The type of flooring you use will have a major effect on the efficiency of your new radiant floor heating system. Thankfully, you have a few options.
Porcelain or Ceramic Tile
Tile is perhaps the most popular solution, boasting a high heat conduction rate and the ability to continue radiating stored heat in addition to what’s held in the underlying surface.
Right alongside tile are natural stone. Stone tiles work very similar to ceramic and work well in conjunction with the material beneath.
Laminate floors are also an excellent match, although you will want to pay attention to any heating restrictions by the manufacturer, since water damage from below can ruin laminate easily. As most manufacturers have a limit as high as 85 degrees Fahrenheit, it’s pretty hard to hit those restrictions.
Wood flooring suffers from reduced efficiency, but can still be used. It’s best to go with engineered wood flooring, as the underlying plywood is less likely to warp. Solid hardwood should be quarter-sawn for improved flexibility and to accommodate any thermal expansion.
In both cases, the floor will take longer to warm up and won’t hold the heat nearly as well as with other materials.
Worst Flooring for Radiant Heating
Conversely, we have several types of flooring that can negate the effectiveness of your new heating system.
The biggest culprit is carpeting, which is designed to absorb heat but has terrible conductivity.
Similarly, concrete actually defeats itself when used as the main floor covering. Radiant systems rely upon layered flooring to help distribute and store heat.
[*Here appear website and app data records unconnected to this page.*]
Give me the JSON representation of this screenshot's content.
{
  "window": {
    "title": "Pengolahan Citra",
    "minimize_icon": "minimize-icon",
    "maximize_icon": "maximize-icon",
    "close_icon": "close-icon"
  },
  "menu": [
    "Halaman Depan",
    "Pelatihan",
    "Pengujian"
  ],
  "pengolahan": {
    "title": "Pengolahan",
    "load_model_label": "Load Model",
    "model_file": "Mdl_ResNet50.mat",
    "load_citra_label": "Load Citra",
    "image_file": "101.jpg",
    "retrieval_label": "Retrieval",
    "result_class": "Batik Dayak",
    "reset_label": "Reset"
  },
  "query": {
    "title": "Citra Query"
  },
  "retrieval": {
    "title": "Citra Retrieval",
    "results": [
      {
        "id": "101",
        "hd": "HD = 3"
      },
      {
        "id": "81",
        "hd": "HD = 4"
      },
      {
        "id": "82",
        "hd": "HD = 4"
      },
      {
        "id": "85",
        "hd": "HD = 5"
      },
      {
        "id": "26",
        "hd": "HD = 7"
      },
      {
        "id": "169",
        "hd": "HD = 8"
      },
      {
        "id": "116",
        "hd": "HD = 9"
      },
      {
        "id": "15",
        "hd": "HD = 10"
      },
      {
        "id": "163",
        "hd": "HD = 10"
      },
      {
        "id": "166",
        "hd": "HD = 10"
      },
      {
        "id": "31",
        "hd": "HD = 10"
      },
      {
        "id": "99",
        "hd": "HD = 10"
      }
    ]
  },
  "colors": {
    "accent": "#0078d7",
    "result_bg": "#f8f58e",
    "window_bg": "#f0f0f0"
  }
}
Without a higher layer of different material, the concrete loses most of its efficiency.
While not commonly used, rubber flooring is another terrible choice, as it will give off an unpleasant odor due to the heat.